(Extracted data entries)
══════════

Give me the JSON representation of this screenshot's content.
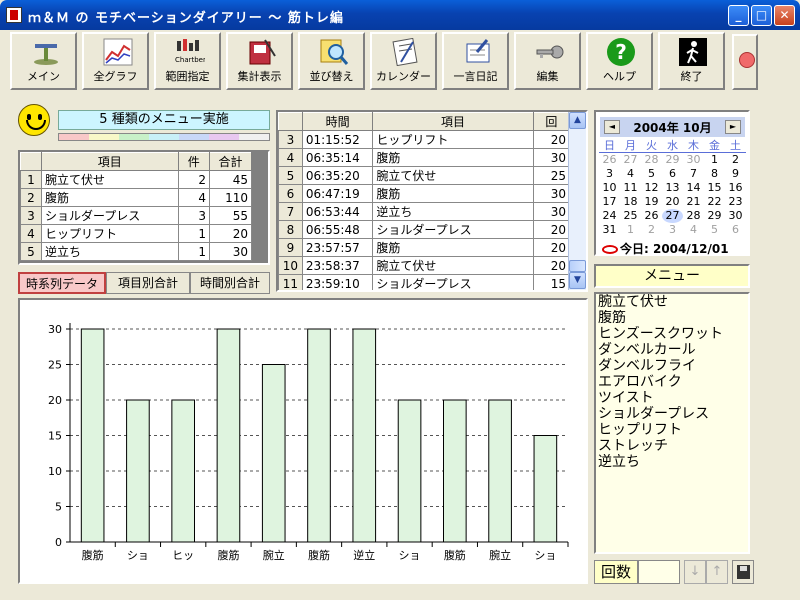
{
  "window": {
    "title": "ｍ＆Ｍ の モチベーションダイアリー ～ 筋トレ編",
    "min": "_",
    "max": "□",
    "close": "✕"
  },
  "toolbar": [
    {
      "icon": "scale-icon",
      "label": "メイン"
    },
    {
      "icon": "graph-icon",
      "label": "全グラフ"
    },
    {
      "icon": "chart-range-icon",
      "label": "範囲指定",
      "badge": "Chartbem"
    },
    {
      "icon": "sum-book-icon",
      "label": "集計表示"
    },
    {
      "icon": "magnifier-icon",
      "label": "並び替え"
    },
    {
      "icon": "calendar-pad-icon",
      "label": "カレンダー"
    },
    {
      "icon": "diary-pen-icon",
      "label": "一言日記"
    },
    {
      "icon": "key-icon",
      "label": "編集"
    },
    {
      "icon": "help-icon",
      "label": "ヘルプ",
      "glyph": "?"
    },
    {
      "icon": "exit-icon",
      "label": "終了"
    }
  ],
  "summary": {
    "text": "5 種類のメニュー実施"
  },
  "colors": {
    "strip": [
      "#f8c8c8",
      "#f8f8c8",
      "#c8f0c8",
      "#c8f0f8",
      "#c8d8f8",
      "#e8c8f0",
      "#f0f0f0"
    ],
    "bar": "#dff4df",
    "barStroke": "#000"
  },
  "sumtable": {
    "headers": [
      "",
      "項目",
      "件",
      "合計"
    ],
    "rows": [
      [
        "1",
        "腕立て伏せ",
        "2",
        "45"
      ],
      [
        "2",
        "腹筋",
        "4",
        "110"
      ],
      [
        "3",
        "ショルダープレス",
        "3",
        "55"
      ],
      [
        "4",
        "ヒップリフト",
        "1",
        "20"
      ],
      [
        "5",
        "逆立ち",
        "1",
        "30"
      ]
    ]
  },
  "tabs": [
    "時系列データ",
    "項目別合計",
    "時間別合計"
  ],
  "log": {
    "headers": [
      "",
      "時間",
      "項目",
      "回"
    ],
    "rows": [
      [
        "3",
        "01:15:52",
        "ヒップリフト",
        "20"
      ],
      [
        "4",
        "06:35:14",
        "腹筋",
        "30"
      ],
      [
        "5",
        "06:35:20",
        "腕立て伏せ",
        "25"
      ],
      [
        "6",
        "06:47:19",
        "腹筋",
        "30"
      ],
      [
        "7",
        "06:53:44",
        "逆立ち",
        "30"
      ],
      [
        "8",
        "06:55:48",
        "ショルダープレス",
        "20"
      ],
      [
        "9",
        "23:57:57",
        "腹筋",
        "20"
      ],
      [
        "10",
        "23:58:37",
        "腕立て伏せ",
        "20"
      ],
      [
        "11",
        "23:59:10",
        "ショルダープレス",
        "15"
      ]
    ]
  },
  "calendar": {
    "title": "2004年 10月",
    "prev": "◄",
    "next": "►",
    "dow": [
      "日",
      "月",
      "火",
      "水",
      "木",
      "金",
      "土"
    ],
    "weeks": [
      [
        "26",
        "27",
        "28",
        "29",
        "30",
        "1",
        "2"
      ],
      [
        "3",
        "4",
        "5",
        "6",
        "7",
        "8",
        "9"
      ],
      [
        "10",
        "11",
        "12",
        "13",
        "14",
        "15",
        "16"
      ],
      [
        "17",
        "18",
        "19",
        "20",
        "21",
        "22",
        "23"
      ],
      [
        "24",
        "25",
        "26",
        "27",
        "28",
        "29",
        "30"
      ],
      [
        "31",
        "1",
        "2",
        "3",
        "4",
        "5",
        "6"
      ]
    ],
    "today_label": "今日: 2004/12/01"
  },
  "menu": {
    "title": "メニュー",
    "items": [
      "腕立て伏せ",
      "腹筋",
      "ヒンズースクワット",
      "ダンベルカール",
      "ダンベルフライ",
      "エアロバイク",
      "ツイスト",
      "ショルダープレス",
      "ヒップリフト",
      "ストレッチ",
      "逆立ち"
    ]
  },
  "counter": {
    "label": "回数",
    "down": "↓",
    "up": "↑"
  },
  "chart_data": {
    "type": "bar",
    "categories": [
      "腹筋",
      "ショ",
      "ヒッ",
      "腹筋",
      "腕立",
      "腹筋",
      "逆立",
      "ショ",
      "腹筋",
      "腕立",
      "ショ"
    ],
    "values": [
      30,
      20,
      20,
      30,
      25,
      30,
      30,
      20,
      20,
      20,
      15
    ],
    "yticks": [
      "0",
      "5",
      "10",
      "15",
      "20",
      "25",
      "30"
    ],
    "ylim": [
      0,
      30
    ],
    "grid": true
  }
}
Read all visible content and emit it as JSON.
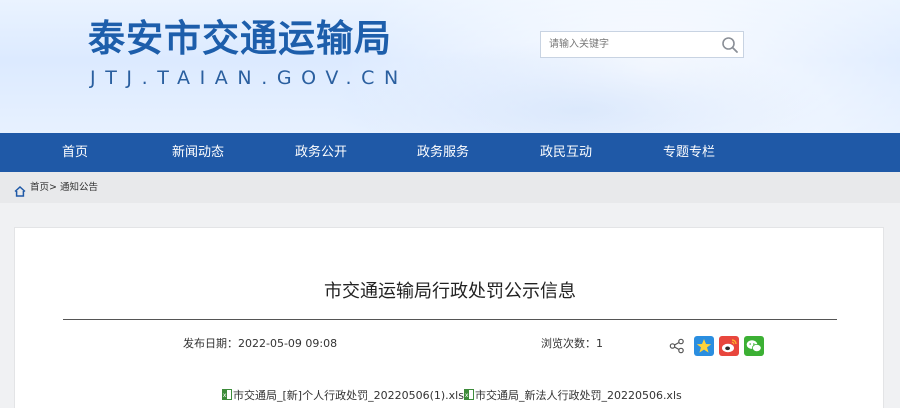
{
  "header": {
    "site_title": "泰安市交通运输局",
    "site_domain": "JTJ.TAIAN.GOV.CN",
    "search_placeholder": "请输入关键字"
  },
  "nav": {
    "items": [
      "首页",
      "新闻动态",
      "政务公开",
      "政务服务",
      "政民互动",
      "专题专栏"
    ]
  },
  "breadcrumb": {
    "home": "首页",
    "separator": ">",
    "current": "通知公告"
  },
  "article": {
    "title": "市交通运输局行政处罚公示信息",
    "publish_label": "发布日期：",
    "publish_date": "2022-05-09 09:08",
    "views_label": "浏览次数：",
    "views_count": "1",
    "attachments": [
      "市交通局_[新]个人行政处罚_20220506(1).xls",
      "市交通局_新法人行政处罚_20220506.xls"
    ]
  },
  "share": {
    "icons": [
      "share-icon",
      "qzone-icon",
      "weibo-icon",
      "wechat-icon"
    ]
  },
  "colors": {
    "brand_blue": "#1f59a7",
    "title_blue": "#1d5eab",
    "breadcrumb_bg": "#e8e9eb",
    "page_bg": "#f0f1f3"
  }
}
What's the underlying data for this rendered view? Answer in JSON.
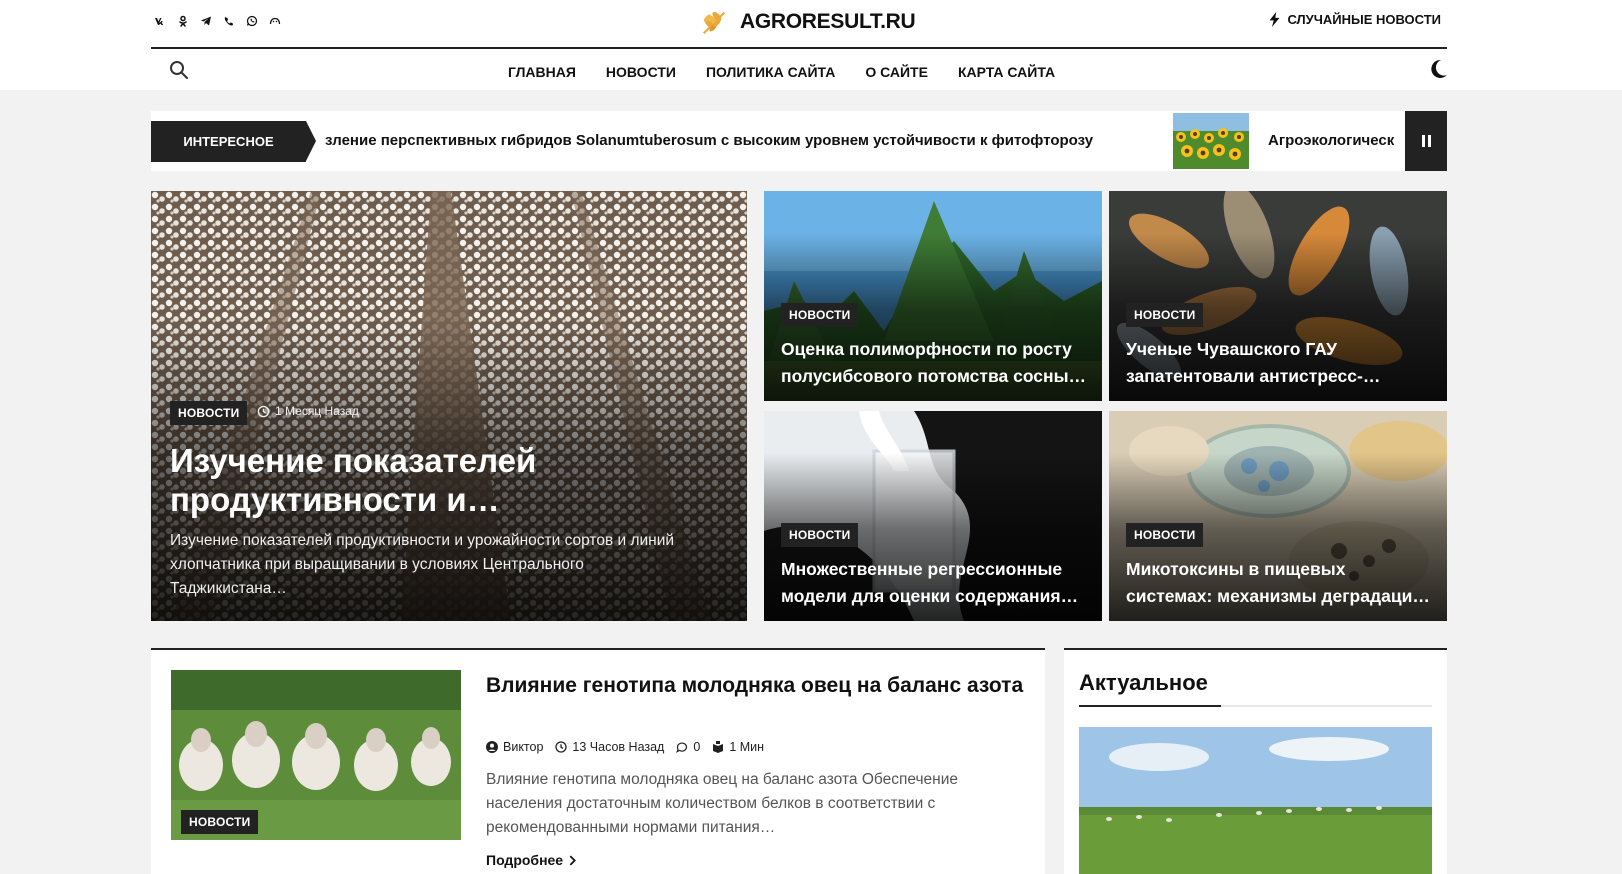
{
  "header": {
    "brand": "AGRORESULT.RU",
    "random_label": "СЛУЧАЙНЫЕ НОВОСТИ",
    "socials": [
      "vk-icon",
      "odnoklassniki-icon",
      "telegram-icon",
      "viber-icon",
      "whatsapp-icon",
      "max-icon"
    ]
  },
  "nav": {
    "items": [
      "ГЛАВНАЯ",
      "НОВОСТИ",
      "ПОЛИТИКА САЙТА",
      "О САЙТЕ",
      "КАРТА САЙТА"
    ]
  },
  "ticker": {
    "label": "ИНТЕРЕСНОЕ",
    "item1": "зление перспективных гибридов Solanumtuberosum с высоким уровнем устойчивости к фитофторозу",
    "item2": "Агроэкологическ"
  },
  "hero": {
    "category": "НОВОСТИ",
    "time": "1 Месяц Назад",
    "title": "Изучение показателей продуктивности и…",
    "excerpt": "Изучение показателей продуктивности и урожайности сортов и линий хлопчатника при выращивании в условиях Центрального Таджикистана…"
  },
  "cards": [
    {
      "category": "НОВОСТИ",
      "title": "Оценка полиморфности по росту полусибсового потомства сосны…"
    },
    {
      "category": "НОВОСТИ",
      "title": "Ученые Чувашского ГАУ запатентовали антистресс-…"
    },
    {
      "category": "НОВОСТИ",
      "title": "Множественные регрессионные модели для оценки содержания…"
    },
    {
      "category": "НОВОСТИ",
      "title": "Микотоксины в пищевых системах: механизмы деградаци…"
    }
  ],
  "post": {
    "category": "НОВОСТИ",
    "title": "Влияние генотипа молодняка овец на баланс азота",
    "author": "Виктор",
    "time": "13 Часов Назад",
    "comments": "0",
    "read": "1 Мин",
    "excerpt": "Влияние генотипа молодняка овец на баланс азота Обеспечение населения достаточным количеством белков в соответствии с рекомендованными нормами питания…",
    "more": "Подробнее"
  },
  "sidebar": {
    "title": "Актуальное"
  },
  "colors": {
    "dark": "#222222",
    "accent": "#e8a93a",
    "background": "#f2f2f2"
  }
}
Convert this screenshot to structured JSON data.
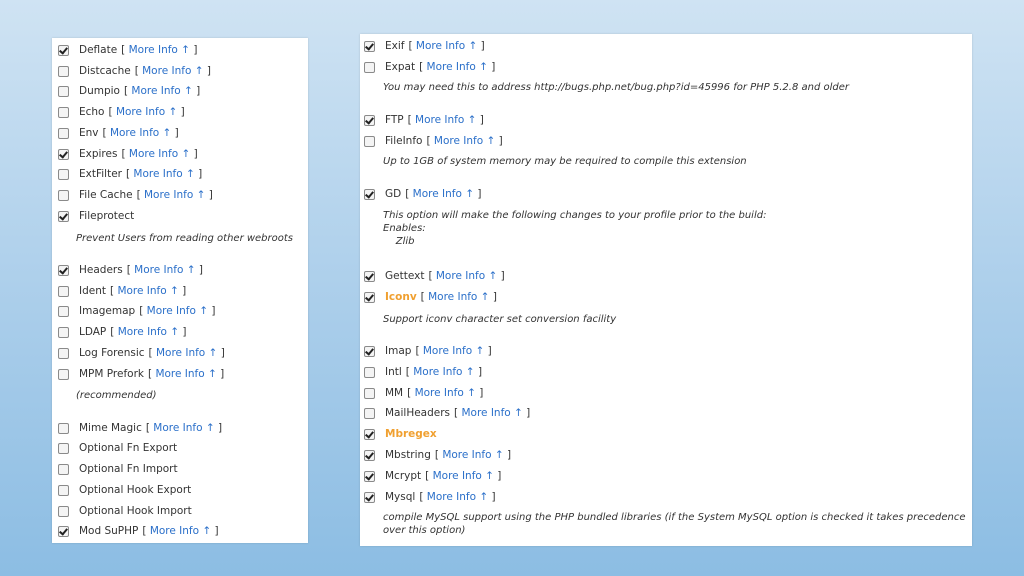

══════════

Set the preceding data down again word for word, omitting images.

Give me the JSON representation of this screenshot's content.
{
  "window": {
    "title": "ｍ＆Ｍ の モチベーションダイアリー ～ 筋トレ編",
    "min": "_",
    "max": "□",
    "close": "✕"
  },
  "toolbar": [
    {
      "icon": "scale-icon",
      "label": "メイン"
    },
    {
      "icon": "graph-icon",
      "label": "全グラフ"
    },
    {
      "icon": "chart-range-icon",
      "label": "範囲指定",
      "badge": "Chartbem"
    },
    {
      "icon": "sum-book-icon",
      "label": "集計表示"
    },
    {
      "icon": "magnifier-icon",
      "label": "並び替え"
    },
    {
      "icon": "calendar-pad-icon",
      "label": "カレンダー"
    },
    {
      "icon": "diary-pen-icon",
      "label": "一言日記"
    },
    {
      "icon": "key-icon",
      "label": "編集"
    },
    {
      "icon": "help-icon",
      "label": "ヘルプ",
      "glyph": "?"
    },
    {
      "icon": "exit-icon",
      "label": "終了"
    }
  ],
  "summary": {
    "text": "5 種類のメニュー実施"
  },
  "colors": {
    "strip": [
      "#f8c8c8",
      "#f8f8c8",
      "#c8f0c8",
      "#c8f0f8",
      "#c8d8f8",
      "#e8c8f0",
      "#f0f0f0"
    ],
    "bar": "#dff4df",
    "barStroke": "#000"
  },
  "sumtable": {
    "headers": [
      "",
      "項目",
      "件",
      "合計"
    ],
    "rows": [
      [
        "1",
        "腕立て伏せ",
        "2",
        "45"
      ],
      [
        "2",
        "腹筋",
        "4",
        "110"
      ],
      [
        "3",
        "ショルダープレス",
        "3",
        "55"
      ],
      [
        "4",
        "ヒップリフト",
        "1",
        "20"
      ],
      [
        "5",
        "逆立ち",
        "1",
        "30"
      ]
    ]
  },
  "tabs": [
    "時系列データ",
    "項目別合計",
    "時間別合計"
  ],
  "log": {
    "headers": [
      "",
      "時間",
      "項目",
      "回"
    ],
    "rows": [
      [
        "3",
        "01:15:52",
        "ヒップリフト",
        "20"
      ],
      [
        "4",
        "06:35:14",
        "腹筋",
        "30"
      ],
      [
        "5",
        "06:35:20",
        "腕立て伏せ",
        "25"
      ],
      [
        "6",
        "06:47:19",
        "腹筋",
        "30"
      ],
      [
        "7",
        "06:53:44",
        "逆立ち",
        "30"
      ],
      [
        "8",
        "06:55:48",
        "ショルダープレス",
        "20"
      ],
      [
        "9",
        "23:57:57",
        "腹筋",
        "20"
      ],
      [
        "10",
        "23:58:37",
        "腕立て伏せ",
        "20"
      ],
      [
        "11",
        "23:59:10",
        "ショルダープレス",
        "15"
      ]
    ]
  },
  "calendar": {
    "title": "2004年 10月",
    "prev": "◄",
    "next": "►",
    "dow": [
      "日",
      "月",
      "火",
      "水",
      "木",
      "金",
      "土"
    ],
    "weeks": [
      [
        "26",
        "27",
        "28",
        "29",
        "30",
        "1",
        "2"
      ],
      [
        "3",
        "4",
        "5",
        "6",
        "7",
        "8",
        "9"
      ],
      [
        "10",
        "11",
        "12",
        "13",
        "14",
        "15",
        "16"
      ],
      [
        "17",
        "18",
        "19",
        "20",
        "21",
        "22",
        "23"
      ],
      [
        "24",
        "25",
        "26",
        "27",
        "28",
        "29",
        "30"
      ],
      [
        "31",
        "1",
        "2",
        "3",
        "4",
        "5",
        "6"
      ]
    ],
    "today_label": "今日: 2004/12/01"
  },
  "menu": {
    "title": "メニュー",
    "items": [
      "腕立て伏せ",
      "腹筋",
      "ヒンズースクワット",
      "ダンベルカール",
      "ダンベルフライ",
      "エアロバイク",
      "ツイスト",
      "ショルダープレス",
      "ヒップリフト",
      "ストレッチ",
      "逆立ち"
    ]
  },
  "counter": {
    "label": "回数",
    "down": "↓",
    "up": "↑"
  },
  "chart_data": {
    "type": "bar",
    "categories": [
      "腹筋",
      "ショ",
      "ヒッ",
      "腹筋",
      "腕立",
      "腹筋",
      "逆立",
      "ショ",
      "腹筋",
      "腕立",
      "ショ"
    ],
    "values": [
      30,
      20,
      20,
      30,
      25,
      30,
      30,
      20,
      20,
      20,
      15
    ],
    "yticks": [
      "0",
      "5",
      "10",
      "15",
      "20",
      "25",
      "30"
    ],
    "ylim": [
      0,
      30
    ],
    "grid": true
  }
}
Read all visible content and emit it as JSON.
{
  "header": {
    "site_title": "泰安市交通运输局",
    "site_domain": "JTJ.TAIAN.GOV.CN",
    "search_placeholder": "请输入关键字"
  },
  "nav": {
    "items": [
      "首页",
      "新闻动态",
      "政务公开",
      "政务服务",
      "政民互动",
      "专题专栏"
    ]
  },
  "breadcrumb": {
    "home": "首页",
    "separator": ">",
    "current": "通知公告"
  },
  "article": {
    "title": "市交通运输局行政处罚公示信息",
    "publish_label": "发布日期：",
    "publish_date": "2022-05-09 09:08",
    "views_label": "浏览次数：",
    "views_count": "1",
    "attachments": [
      "市交通局_[新]个人行政处罚_20220506(1).xls",
      "市交通局_新法人行政处罚_20220506.xls"
    ]
  },
  "share": {
    "icons": [
      "share-icon",
      "qzone-icon",
      "weibo-icon",
      "wechat-icon"
    ]
  },
  "colors": {
    "brand_blue": "#1f59a7",
    "title_blue": "#1d5eab",
    "breadcrumb_bg": "#e8e9eb",
    "page_bg": "#f0f1f3"
  }
}
What's the underlying data for this rendered view? Answer in JSON.
{
  "header": {
    "brand": "AGRORESULT.RU",
    "random_label": "СЛУЧАЙНЫЕ НОВОСТИ",
    "socials": [
      "vk-icon",
      "odnoklassniki-icon",
      "telegram-icon",
      "viber-icon",
      "whatsapp-icon",
      "max-icon"
    ]
  },
  "nav": {
    "items": [
      "ГЛАВНАЯ",
      "НОВОСТИ",
      "ПОЛИТИКА САЙТА",
      "О САЙТЕ",
      "КАРТА САЙТА"
    ]
  },
  "ticker": {
    "label": "ИНТЕРЕСНОЕ",
    "item1": "зление перспективных гибридов Solanumtuberosum с высоким уровнем устойчивости к фитофторозу",
    "item2": "Агроэкологическ"
  },
  "hero": {
    "category": "НОВОСТИ",
    "time": "1 Месяц Назад",
    "title": "Изучение показателей продуктивности и…",
    "excerpt": "Изучение показателей продуктивности и урожайности сортов и линий хлопчатника при выращивании в условиях Центрального Таджикистана…"
  },
  "cards": [
    {
      "category": "НОВОСТИ",
      "title": "Оценка полиморфности по росту полусибсового потомства сосны…"
    },
    {
      "category": "НОВОСТИ",
      "title": "Ученые Чувашского ГАУ запатентовали антистресс-…"
    },
    {
      "category": "НОВОСТИ",
      "title": "Множественные регрессионные модели для оценки содержания…"
    },
    {
      "category": "НОВОСТИ",
      "title": "Микотоксины в пищевых системах: механизмы деградаци…"
    }
  ],
  "post": {
    "category": "НОВОСТИ",
    "title": "Влияние генотипа молодняка овец на баланс азота",
    "author": "Виктор",
    "time": "13 Часов Назад",
    "comments": "0",
    "read": "1 Мин",
    "excerpt": "Влияние генотипа молодняка овец на баланс азота Обеспечение населения достаточным количеством белков в соответствии с рекомендованными нормами питания…",
    "more": "Подробнее"
  },
  "sidebar": {
    "title": "Актуальное"
  },
  "colors": {
    "dark": "#222222",
    "accent": "#e8a93a",
    "background": "#f2f2f2"
  }
}
Convert this screenshot to structured JSON data.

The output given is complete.